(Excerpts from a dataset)
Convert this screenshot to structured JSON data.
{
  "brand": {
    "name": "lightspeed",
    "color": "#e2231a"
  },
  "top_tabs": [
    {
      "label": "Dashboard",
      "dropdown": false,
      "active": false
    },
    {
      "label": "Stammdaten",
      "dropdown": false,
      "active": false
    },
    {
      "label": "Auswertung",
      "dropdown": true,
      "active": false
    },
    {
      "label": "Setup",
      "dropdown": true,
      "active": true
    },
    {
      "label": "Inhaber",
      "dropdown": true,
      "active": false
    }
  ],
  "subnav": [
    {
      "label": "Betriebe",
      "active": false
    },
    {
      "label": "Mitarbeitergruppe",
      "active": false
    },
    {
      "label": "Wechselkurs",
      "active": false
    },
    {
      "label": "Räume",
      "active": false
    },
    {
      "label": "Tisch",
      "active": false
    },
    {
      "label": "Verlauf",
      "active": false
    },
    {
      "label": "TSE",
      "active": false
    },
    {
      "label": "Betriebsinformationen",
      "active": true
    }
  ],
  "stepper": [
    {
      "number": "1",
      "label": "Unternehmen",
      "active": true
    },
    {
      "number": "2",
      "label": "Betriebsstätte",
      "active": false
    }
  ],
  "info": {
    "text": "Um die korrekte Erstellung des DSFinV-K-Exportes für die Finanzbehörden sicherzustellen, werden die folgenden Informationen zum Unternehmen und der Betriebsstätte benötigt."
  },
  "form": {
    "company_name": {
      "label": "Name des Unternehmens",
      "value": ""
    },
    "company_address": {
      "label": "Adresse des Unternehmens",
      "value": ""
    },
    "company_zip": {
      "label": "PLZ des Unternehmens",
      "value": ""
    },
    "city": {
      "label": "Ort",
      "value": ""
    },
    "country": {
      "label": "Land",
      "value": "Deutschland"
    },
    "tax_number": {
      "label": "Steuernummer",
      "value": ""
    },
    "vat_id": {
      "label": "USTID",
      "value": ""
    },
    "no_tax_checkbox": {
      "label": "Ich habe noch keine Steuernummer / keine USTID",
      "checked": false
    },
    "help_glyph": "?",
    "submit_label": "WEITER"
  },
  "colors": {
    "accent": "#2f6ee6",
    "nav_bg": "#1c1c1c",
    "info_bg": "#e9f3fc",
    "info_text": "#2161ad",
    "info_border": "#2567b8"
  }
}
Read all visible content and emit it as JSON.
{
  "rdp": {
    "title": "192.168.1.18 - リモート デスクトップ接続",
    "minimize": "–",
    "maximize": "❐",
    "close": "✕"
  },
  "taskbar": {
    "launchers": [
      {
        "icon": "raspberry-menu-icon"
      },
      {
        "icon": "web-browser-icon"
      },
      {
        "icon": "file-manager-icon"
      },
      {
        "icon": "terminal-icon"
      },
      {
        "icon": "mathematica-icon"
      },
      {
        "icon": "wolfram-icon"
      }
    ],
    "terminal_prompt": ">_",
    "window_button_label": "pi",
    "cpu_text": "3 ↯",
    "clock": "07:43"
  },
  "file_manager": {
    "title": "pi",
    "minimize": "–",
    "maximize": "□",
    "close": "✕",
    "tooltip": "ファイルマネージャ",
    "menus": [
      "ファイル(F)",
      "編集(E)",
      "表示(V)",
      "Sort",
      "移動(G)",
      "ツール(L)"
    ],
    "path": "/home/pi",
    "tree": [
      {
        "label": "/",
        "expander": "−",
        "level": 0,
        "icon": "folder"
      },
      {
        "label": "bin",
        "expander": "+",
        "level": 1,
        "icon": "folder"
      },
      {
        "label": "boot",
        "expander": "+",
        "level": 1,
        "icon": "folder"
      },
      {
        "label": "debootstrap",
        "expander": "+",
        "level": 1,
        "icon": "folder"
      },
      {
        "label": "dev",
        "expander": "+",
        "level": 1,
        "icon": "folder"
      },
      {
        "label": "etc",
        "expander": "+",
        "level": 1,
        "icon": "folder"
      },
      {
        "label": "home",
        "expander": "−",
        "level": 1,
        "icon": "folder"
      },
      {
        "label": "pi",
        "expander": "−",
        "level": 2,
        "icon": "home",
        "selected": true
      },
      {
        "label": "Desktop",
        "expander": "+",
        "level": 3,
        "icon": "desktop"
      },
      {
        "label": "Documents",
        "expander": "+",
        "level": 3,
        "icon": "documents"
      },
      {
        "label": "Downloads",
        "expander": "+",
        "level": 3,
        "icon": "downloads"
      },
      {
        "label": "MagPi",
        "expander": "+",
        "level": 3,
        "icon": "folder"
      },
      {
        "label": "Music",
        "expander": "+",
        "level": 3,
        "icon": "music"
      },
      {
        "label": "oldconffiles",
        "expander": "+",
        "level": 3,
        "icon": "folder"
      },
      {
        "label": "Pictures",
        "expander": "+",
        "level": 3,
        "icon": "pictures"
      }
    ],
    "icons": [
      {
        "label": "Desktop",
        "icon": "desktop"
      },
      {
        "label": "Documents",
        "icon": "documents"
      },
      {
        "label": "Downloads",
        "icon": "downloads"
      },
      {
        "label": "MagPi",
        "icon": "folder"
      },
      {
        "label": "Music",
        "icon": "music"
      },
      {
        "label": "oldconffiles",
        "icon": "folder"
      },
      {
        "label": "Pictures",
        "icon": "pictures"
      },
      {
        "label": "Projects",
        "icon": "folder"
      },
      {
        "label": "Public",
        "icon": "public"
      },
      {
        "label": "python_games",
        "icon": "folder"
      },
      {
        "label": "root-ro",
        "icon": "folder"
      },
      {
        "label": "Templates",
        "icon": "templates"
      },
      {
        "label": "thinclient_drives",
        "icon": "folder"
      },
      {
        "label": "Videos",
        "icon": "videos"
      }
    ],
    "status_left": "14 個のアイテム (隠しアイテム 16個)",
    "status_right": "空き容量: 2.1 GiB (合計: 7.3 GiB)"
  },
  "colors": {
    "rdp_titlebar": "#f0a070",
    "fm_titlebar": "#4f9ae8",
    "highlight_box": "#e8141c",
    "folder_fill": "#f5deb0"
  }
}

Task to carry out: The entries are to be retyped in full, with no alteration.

Result of this task:
Convert this screenshot to structured JSON data.
{
  "brand": {
    "name": "lightspeed",
    "color": "#e2231a"
  },
  "top_tabs": [
    {
      "label": "Dashboard",
      "dropdown": false,
      "active": false
    },
    {
      "label": "Stammdaten",
      "dropdown": false,
      "active": false
    },
    {
      "label": "Auswertung",
      "dropdown": true,
      "active": false
    },
    {
      "label": "Setup",
      "dropdown": true,
      "active": true
    },
    {
      "label": "Inhaber",
      "dropdown": true,
      "active": false
    }
  ],
  "subnav": [
    {
      "label": "Betriebe",
      "active": false
    },
    {
      "label": "Mitarbeitergruppe",
      "active": false
    },
    {
      "label": "Wechselkurs",
      "active": false
    },
    {
      "label": "Räume",
      "active": false
    },
    {
      "label": "Tisch",
      "active": false
    },
    {
      "label": "Verlauf",
      "active": false
    },
    {
      "label": "TSE",
      "active": false
    },
    {
      "label": "Betriebsinformationen",
      "active": true
    }
  ],
  "stepper": [
    {
      "number": "1",
      "label": "Unternehmen",
      "active": true
    },
    {
      "number": "2",
      "label": "Betriebsstätte",
      "active": false
    }
  ],
  "info": {
    "text": "Um die korrekte Erstellung des DSFinV-K-Exportes für die Finanzbehörden sicherzustellen, werden die folgenden Informationen zum Unternehmen und der Betriebsstätte benötigt."
  },
  "form": {
    "company_name": {
      "label": "Name des Unternehmens",
      "value": ""
    },
    "company_address": {
      "label": "Adresse des Unternehmens",
      "value": ""
    },
    "company_zip": {
      "label": "PLZ des Unternehmens",
      "value": ""
    },
    "city": {
      "label": "Ort",
      "value": ""
    },
    "country": {
      "label": "Land",
      "value": "Deutschland"
    },
    "tax_number": {
      "label": "Steuernummer",
      "value": ""
    },
    "vat_id": {
      "label": "USTID",
      "value": ""
    },
    "no_tax_checkbox": {
      "label": "Ich habe noch keine Steuernummer / keine USTID",
      "checked": false
    },
    "help_glyph": "?",
    "submit_label": "WEITER"
  },
  "colors": {
    "accent": "#2f6ee6",
    "nav_bg": "#1c1c1c",
    "info_bg": "#e9f3fc",
    "info_text": "#2161ad",
    "info_border": "#2567b8"
  }
}
Read all visible content and emit it as JSON.
{
  "rdp": {
    "title": "192.168.1.18 - リモート デスクトップ接続",
    "minimize": "–",
    "maximize": "❐",
    "close": "✕"
  },
  "taskbar": {
    "launchers": [
      {
        "icon": "raspberry-menu-icon"
      },
      {
        "icon": "web-browser-icon"
      },
      {
        "icon": "file-manager-icon"
      },
      {
        "icon": "terminal-icon"
      },
      {
        "icon": "mathematica-icon"
      },
      {
        "icon": "wolfram-icon"
      }
    ],
    "terminal_prompt": ">_",
    "window_button_label": "pi",
    "cpu_text": "3 ↯",
    "clock": "07:43"
  },
  "file_manager": {
    "title": "pi",
    "minimize": "–",
    "maximize": "□",
    "close": "✕",
    "tooltip": "ファイルマネージャ",
    "menus": [
      "ファイル(F)",
      "編集(E)",
      "表示(V)",
      "Sort",
      "移動(G)",
      "ツール(L)"
    ],
    "path": "/home/pi",
    "tree": [
      {
        "label": "/",
        "expander": "−",
        "level": 0,
        "icon": "folder"
      },
      {
        "label": "bin",
        "expander": "+",
        "level": 1,
        "icon": "folder"
      },
      {
        "label": "boot",
        "expander": "+",
        "level": 1,
        "icon": "folder"
      },
      {
        "label": "debootstrap",
        "expander": "+",
        "level": 1,
        "icon": "folder"
      },
      {
        "label": "dev",
        "expander": "+",
        "level": 1,
        "icon": "folder"
      },
      {
        "label": "etc",
        "expander": "+",
        "level": 1,
        "icon": "folder"
      },
      {
        "label": "home",
        "expander": "−",
        "level": 1,
        "icon": "folder"
      },
      {
        "label": "pi",
        "expander": "−",
        "level": 2,
        "icon": "home",
        "selected": true
      },
      {
        "label": "Desktop",
        "expander": "+",
        "level": 3,
        "icon": "desktop"
      },
      {
        "label": "Documents",
        "expander": "+",
        "level": 3,
        "icon": "documents"
      },
      {
        "label": "Downloads",
        "expander": "+",
        "level": 3,
        "icon": "downloads"
      },
      {
        "label": "MagPi",
        "expander": "+",
        "level": 3,
        "icon": "folder"
      },
      {
        "label": "Music",
        "expander": "+",
        "level": 3,
        "icon": "music"
      },
      {
        "label": "oldconffiles",
        "expander": "+",
        "level": 3,
        "icon": "folder"
      },
      {
        "label": "Pictures",
        "expander": "+",
        "level": 3,
        "icon": "pictures"
      }
    ],
    "icons": [
      {
        "label": "Desktop",
        "icon": "desktop"
      },
      {
        "label": "Documents",
        "icon": "documents"
      },
      {
        "label": "Downloads",
        "icon": "downloads"
      },
      {
        "label": "MagPi",
        "icon": "folder"
      },
      {
        "label": "Music",
        "icon": "music"
      },
      {
        "label": "oldconffiles",
        "icon": "folder"
      },
      {
        "label": "Pictures",
        "icon": "pictures"
      },
      {
        "label": "Projects",
        "icon": "folder"
      },
      {
        "label": "Public",
        "icon": "public"
      },
      {
        "label": "python_games",
        "icon": "folder"
      },
      {
        "label": "root-ro",
        "icon": "folder"
      },
      {
        "label": "Templates",
        "icon": "templates"
      },
      {
        "label": "thinclient_drives",
        "icon": "folder"
      },
      {
        "label": "Videos",
        "icon": "videos"
      }
    ],
    "status_left": "14 個のアイテム (隠しアイテム 16個)",
    "status_right": "空き容量: 2.1 GiB (合計: 7.3 GiB)"
  },
  "colors": {
    "rdp_titlebar": "#f0a070",
    "fm_titlebar": "#4f9ae8",
    "highlight_box": "#e8141c",
    "folder_fill": "#f5deb0"
  }
}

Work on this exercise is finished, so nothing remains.